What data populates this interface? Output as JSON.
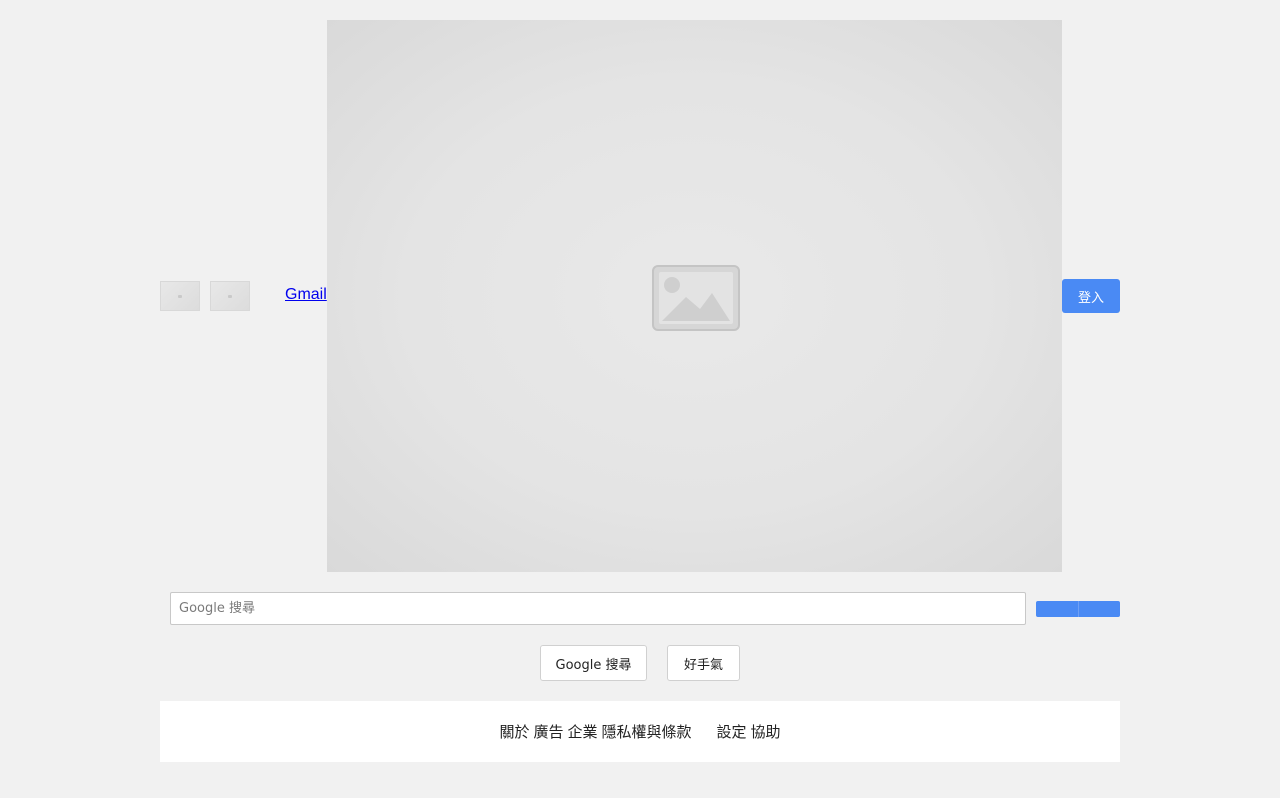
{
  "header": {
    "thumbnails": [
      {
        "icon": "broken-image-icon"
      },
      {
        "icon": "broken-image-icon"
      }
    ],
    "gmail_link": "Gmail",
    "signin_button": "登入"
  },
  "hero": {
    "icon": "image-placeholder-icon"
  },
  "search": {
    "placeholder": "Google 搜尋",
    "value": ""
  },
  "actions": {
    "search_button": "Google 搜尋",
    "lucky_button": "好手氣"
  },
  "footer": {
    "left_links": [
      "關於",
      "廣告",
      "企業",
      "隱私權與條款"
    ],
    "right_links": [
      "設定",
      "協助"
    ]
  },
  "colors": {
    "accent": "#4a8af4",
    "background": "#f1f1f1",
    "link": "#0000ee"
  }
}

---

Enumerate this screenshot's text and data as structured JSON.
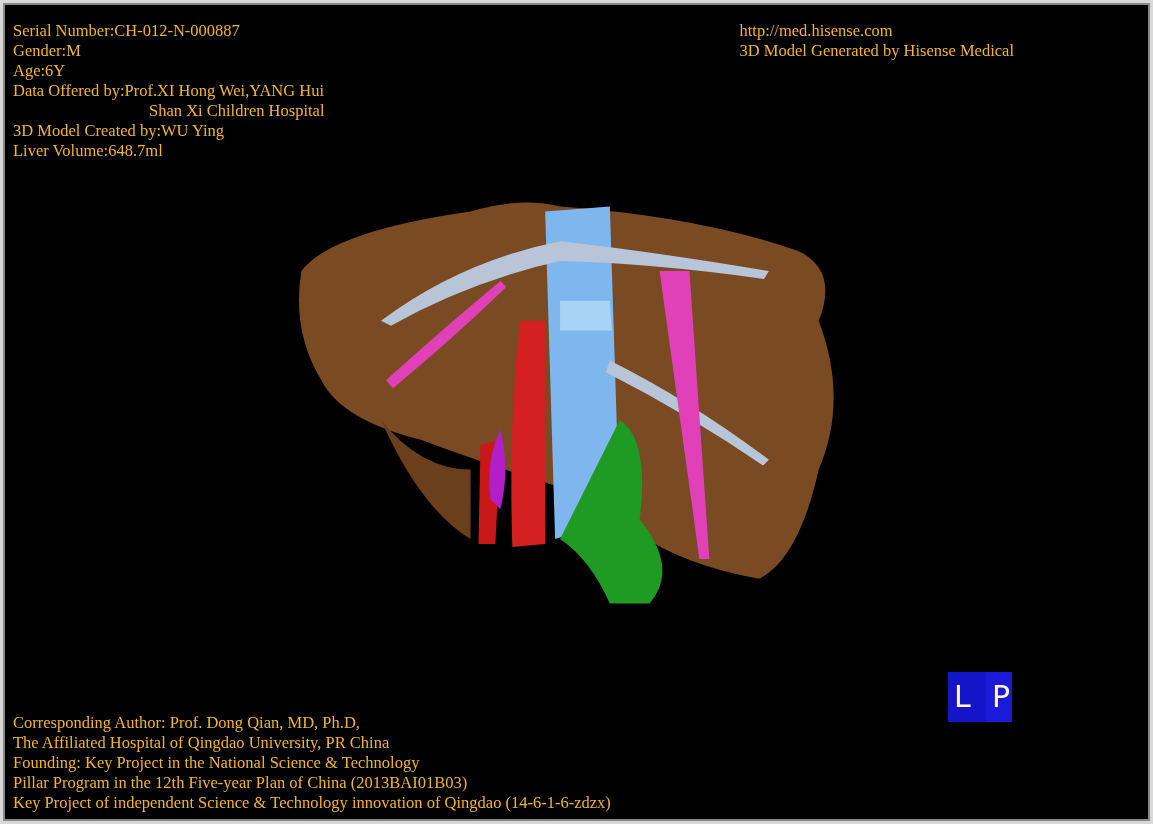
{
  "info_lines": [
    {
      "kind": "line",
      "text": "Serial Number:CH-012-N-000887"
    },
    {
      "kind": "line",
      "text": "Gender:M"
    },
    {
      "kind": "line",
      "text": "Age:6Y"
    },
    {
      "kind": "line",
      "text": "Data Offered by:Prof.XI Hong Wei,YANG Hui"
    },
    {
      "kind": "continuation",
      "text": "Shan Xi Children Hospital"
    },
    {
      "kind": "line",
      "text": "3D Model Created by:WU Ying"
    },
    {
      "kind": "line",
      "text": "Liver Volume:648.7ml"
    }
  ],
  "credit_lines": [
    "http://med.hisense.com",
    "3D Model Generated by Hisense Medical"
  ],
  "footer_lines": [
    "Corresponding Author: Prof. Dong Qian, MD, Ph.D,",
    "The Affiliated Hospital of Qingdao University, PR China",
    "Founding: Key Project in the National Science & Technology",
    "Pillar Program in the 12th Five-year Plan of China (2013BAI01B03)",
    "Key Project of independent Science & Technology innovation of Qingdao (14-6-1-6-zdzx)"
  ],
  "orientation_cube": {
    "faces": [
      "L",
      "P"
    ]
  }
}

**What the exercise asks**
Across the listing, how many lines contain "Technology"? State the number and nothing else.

**Finished task**
2